This past weekend I had the pleasure of setting up a new Mac for nearby neighbor. It’s always a fun exercise to open up a new Mac, start it up for the first time, setup specific apps and settings, and then begin the fun of recommending and installing apps that new Mac users are likely to learn to love.
In this case, though, my neighbor had used Macs years ago, got stuck with a Windows PC notebook at work (and home) for a few years, but made his way back to his computing roots. One of his biggest concerns, believe it or not, was not the dearth of malware protection apps and utilities for the Mac, but the wide number of Mac browsers.
Without giving much consideration to the inherit time suck a discussion on browsers could bring, I just went down the list. Most Mac users stick with Safari. Next on the list is Google’s Chrome. After that it’s Mozilla’s venerable Firefox, a few percent of Mac users who take on the various Opera flavors and after that, not much.
I made the mistake of downloading SeaMonkey for my neighbor to look at because he remembered the good old days of Netscape Navigator and Netscape Communicator the latter of which was packed with useful features not found in today’s crop of browsers.
But are not today’s Mac browsers stuffed with more features than most of us would ever use? Mostly, yes. But SeaMonkey is a throwback to the Netscape days which did more. Yes, it was a browser, but it had Messenger built-in, and a favorite, email. That’s what sets SeaMonkey apart from Firefox, upon which it is based.
Everything you would expect in a 2016 browser on your Mac is mostly available in SeaMonkey. Tabbed browsing. Session Restore. Popup Blocker. Even colorful themes. But those are not the claim to fame. SeaMonkey has a tabbed email app built-in to the app, complete with junk mail controls, multiple account options, and gobs more that smack of a time machine return to Netscape’s glory days before being muscled out of business by the strong armed goons of Microsoft.
Get this. SeaMonkey even has IRC chat built-in, an HTML editor with CSS support, an RSS and Atom feed reader, and bunches more goods which help set it apart from other browsers. Since it’s based upon Firefox, SeaMonkey is fast and relatively secure, updated not as frequently, but updated regularly, and if it suffers from anything it’s not neglect as much as it is a diminishing user base. SeaMonkey is free but so are most other major browsers.

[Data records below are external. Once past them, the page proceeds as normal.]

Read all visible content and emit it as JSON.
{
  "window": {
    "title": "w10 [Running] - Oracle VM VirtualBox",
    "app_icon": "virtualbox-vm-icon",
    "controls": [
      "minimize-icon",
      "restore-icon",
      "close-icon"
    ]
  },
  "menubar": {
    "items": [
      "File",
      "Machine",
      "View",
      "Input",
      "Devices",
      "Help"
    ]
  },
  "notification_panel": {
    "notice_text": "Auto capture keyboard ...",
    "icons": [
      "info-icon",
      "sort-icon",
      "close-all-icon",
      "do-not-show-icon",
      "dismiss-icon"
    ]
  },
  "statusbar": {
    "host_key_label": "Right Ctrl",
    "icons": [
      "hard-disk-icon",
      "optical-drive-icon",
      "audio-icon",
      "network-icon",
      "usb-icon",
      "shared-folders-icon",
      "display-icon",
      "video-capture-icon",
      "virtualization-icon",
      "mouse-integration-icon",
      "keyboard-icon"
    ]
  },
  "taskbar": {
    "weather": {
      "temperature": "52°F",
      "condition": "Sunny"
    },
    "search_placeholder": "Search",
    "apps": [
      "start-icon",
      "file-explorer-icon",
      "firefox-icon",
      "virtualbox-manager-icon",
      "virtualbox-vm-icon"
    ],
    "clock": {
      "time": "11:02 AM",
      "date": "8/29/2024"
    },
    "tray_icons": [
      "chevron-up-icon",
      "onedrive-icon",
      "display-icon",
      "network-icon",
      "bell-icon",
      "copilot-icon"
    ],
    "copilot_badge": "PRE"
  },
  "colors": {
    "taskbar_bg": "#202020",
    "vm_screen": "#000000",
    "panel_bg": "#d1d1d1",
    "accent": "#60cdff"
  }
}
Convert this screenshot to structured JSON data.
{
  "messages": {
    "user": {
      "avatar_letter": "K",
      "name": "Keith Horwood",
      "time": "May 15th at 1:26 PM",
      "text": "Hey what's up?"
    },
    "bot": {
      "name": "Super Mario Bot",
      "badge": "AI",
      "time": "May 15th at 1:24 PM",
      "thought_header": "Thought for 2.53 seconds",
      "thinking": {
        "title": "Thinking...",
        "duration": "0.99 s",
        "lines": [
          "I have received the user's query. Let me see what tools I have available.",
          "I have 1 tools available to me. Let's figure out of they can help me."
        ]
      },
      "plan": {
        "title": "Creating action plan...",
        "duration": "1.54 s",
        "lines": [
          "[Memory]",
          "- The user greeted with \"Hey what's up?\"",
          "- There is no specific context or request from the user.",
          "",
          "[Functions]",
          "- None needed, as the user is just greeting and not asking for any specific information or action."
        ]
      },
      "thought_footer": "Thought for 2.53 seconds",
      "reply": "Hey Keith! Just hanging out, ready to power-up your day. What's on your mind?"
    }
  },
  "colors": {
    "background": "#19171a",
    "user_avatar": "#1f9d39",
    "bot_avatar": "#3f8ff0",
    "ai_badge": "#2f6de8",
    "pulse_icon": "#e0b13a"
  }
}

Beyond SeaMonkey the Mac landscape has more browsers than most of us need or would use. I’ve taken to using Chrome when Flash is a requirement, keeping Flash off Safari and Firefox. I’ve had to install some browser bookmark utilities to keep bookmarks in sync between browsers.
The state of Mac browsers is such that I tend to call the time we’re in now as The Golden Age of Browsers. They’re all good, all slightly different in personality, character, user interface, and function, but all render pages quickly and accurately, and all are updated regularly. With a few billion browser users in the world, the 1-percent or 2-percent garnered by Opera could amount to 100-million users who prefer a non-major browser experience.